## Work to be completed
Pick out each line of the records in which the word "JSON" appears.

Dataset rows describing interfaces:
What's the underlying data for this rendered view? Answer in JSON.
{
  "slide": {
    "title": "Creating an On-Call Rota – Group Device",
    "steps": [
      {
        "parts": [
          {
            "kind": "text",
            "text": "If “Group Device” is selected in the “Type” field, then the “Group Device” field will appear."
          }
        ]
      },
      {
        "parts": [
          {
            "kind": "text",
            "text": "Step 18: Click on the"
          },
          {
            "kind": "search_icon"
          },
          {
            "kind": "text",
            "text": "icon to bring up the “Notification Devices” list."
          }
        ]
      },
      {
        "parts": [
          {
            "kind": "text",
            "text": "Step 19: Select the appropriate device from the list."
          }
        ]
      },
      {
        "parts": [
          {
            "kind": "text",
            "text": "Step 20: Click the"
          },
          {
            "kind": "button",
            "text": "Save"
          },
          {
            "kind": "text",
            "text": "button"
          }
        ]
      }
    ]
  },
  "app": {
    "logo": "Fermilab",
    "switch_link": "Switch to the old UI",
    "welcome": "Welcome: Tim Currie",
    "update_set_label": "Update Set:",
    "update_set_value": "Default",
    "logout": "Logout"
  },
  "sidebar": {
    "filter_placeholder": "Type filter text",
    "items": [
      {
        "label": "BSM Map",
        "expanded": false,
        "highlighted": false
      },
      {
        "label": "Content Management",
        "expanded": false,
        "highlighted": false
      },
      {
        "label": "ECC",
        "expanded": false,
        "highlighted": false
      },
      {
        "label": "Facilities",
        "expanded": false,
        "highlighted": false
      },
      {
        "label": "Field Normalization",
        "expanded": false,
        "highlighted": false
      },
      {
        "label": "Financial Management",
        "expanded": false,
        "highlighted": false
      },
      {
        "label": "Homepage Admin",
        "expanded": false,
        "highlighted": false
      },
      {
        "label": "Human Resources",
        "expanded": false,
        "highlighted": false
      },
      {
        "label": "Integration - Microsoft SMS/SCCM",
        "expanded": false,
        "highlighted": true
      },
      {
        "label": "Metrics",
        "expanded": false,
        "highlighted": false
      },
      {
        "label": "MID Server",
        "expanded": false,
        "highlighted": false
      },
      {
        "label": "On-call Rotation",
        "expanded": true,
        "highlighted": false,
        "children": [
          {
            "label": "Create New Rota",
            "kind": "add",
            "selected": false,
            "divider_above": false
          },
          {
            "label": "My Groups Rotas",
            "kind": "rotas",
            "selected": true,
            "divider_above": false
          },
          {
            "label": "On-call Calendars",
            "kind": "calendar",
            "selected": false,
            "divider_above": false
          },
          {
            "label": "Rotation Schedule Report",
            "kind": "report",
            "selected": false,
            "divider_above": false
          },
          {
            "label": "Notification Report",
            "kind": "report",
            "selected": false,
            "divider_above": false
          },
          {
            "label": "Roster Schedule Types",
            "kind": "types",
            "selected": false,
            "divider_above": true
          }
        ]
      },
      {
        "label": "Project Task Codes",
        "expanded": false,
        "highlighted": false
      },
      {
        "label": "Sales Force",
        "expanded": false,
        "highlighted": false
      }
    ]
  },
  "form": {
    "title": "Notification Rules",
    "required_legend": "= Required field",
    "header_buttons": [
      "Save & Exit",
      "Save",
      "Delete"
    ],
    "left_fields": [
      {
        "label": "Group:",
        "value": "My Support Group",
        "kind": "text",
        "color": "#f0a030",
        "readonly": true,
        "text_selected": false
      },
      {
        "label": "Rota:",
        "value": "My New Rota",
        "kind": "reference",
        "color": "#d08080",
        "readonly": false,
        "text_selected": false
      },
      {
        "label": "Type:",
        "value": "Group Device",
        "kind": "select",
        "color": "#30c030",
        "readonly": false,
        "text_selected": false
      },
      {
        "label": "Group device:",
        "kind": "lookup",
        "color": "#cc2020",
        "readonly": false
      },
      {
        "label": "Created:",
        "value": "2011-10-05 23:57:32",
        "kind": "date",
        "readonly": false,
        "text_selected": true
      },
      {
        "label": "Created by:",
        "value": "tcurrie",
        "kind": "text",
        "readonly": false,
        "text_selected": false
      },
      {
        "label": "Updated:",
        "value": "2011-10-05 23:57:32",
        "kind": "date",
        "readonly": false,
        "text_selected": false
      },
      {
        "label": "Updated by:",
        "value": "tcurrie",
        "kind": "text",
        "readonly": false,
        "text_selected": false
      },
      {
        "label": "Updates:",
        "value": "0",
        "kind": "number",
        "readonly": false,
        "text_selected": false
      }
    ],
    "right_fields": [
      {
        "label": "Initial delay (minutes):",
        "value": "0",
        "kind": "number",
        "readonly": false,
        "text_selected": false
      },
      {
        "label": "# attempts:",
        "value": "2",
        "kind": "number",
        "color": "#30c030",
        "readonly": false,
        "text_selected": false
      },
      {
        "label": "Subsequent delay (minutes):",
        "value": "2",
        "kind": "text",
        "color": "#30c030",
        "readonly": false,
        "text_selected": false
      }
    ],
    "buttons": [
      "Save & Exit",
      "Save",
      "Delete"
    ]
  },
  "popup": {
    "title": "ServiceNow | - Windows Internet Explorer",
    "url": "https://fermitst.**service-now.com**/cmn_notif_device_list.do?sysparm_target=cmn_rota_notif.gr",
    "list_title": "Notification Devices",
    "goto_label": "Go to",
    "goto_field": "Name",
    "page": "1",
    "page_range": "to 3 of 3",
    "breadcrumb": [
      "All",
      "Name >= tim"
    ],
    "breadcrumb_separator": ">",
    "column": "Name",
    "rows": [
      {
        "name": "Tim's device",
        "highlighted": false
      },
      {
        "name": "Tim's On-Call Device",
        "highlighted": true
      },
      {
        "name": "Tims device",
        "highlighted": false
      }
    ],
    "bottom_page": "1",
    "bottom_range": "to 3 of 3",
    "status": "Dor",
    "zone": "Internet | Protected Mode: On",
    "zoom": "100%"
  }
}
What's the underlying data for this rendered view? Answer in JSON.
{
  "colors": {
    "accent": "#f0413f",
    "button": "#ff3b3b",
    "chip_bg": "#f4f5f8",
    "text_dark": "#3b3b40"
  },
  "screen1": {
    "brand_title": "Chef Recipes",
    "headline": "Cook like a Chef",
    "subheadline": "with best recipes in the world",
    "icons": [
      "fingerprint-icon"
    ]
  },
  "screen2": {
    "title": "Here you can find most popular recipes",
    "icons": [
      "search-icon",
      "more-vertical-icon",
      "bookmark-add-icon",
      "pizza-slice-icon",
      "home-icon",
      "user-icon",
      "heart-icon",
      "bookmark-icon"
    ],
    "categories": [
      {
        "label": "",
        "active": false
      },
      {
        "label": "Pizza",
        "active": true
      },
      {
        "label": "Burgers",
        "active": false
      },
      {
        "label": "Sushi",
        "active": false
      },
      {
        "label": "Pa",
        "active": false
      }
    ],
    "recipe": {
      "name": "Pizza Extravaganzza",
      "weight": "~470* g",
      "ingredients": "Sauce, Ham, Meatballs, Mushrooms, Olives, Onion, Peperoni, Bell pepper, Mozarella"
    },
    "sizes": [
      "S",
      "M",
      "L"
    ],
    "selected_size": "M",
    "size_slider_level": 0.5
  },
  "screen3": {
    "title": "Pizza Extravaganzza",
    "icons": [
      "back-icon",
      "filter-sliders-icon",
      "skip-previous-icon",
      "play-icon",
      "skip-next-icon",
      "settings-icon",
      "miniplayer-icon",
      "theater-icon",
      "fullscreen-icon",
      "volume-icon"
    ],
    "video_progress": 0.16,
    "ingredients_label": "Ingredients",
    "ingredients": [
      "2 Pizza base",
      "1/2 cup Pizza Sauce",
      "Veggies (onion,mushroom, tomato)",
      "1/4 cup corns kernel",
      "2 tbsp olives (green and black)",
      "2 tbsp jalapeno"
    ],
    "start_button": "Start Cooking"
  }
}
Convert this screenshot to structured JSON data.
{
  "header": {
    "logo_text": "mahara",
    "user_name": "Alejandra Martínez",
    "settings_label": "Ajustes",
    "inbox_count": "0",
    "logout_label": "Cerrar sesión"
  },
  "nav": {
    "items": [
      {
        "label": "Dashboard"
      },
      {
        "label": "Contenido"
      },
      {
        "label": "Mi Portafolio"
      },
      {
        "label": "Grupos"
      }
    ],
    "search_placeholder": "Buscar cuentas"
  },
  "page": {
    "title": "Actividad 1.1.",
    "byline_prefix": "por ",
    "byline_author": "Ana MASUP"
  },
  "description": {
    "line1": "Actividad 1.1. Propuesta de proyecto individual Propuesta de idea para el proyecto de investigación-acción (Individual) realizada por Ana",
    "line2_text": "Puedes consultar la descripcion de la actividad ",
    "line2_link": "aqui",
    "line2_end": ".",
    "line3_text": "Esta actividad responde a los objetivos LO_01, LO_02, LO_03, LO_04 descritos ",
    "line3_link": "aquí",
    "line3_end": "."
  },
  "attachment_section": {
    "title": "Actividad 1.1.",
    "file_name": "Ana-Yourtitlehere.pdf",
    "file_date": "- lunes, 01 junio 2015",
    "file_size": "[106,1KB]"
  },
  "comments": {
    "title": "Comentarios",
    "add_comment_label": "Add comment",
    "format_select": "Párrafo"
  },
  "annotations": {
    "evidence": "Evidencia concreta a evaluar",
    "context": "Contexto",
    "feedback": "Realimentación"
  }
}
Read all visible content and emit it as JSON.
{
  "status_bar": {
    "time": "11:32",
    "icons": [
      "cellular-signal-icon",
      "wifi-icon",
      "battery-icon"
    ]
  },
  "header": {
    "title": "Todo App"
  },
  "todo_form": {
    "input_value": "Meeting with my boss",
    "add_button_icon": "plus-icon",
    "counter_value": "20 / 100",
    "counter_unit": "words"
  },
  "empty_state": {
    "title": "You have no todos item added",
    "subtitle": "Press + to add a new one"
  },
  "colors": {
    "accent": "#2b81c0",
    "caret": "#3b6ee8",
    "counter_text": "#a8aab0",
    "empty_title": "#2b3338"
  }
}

## Finished task
What's the underlying data for this rendered view? Answer in JSON.
What's the underlying data for this rendered view? Answer in JSON.
Convert this screenshot to structured JSON data.
Read all visible content and emit it as JSON.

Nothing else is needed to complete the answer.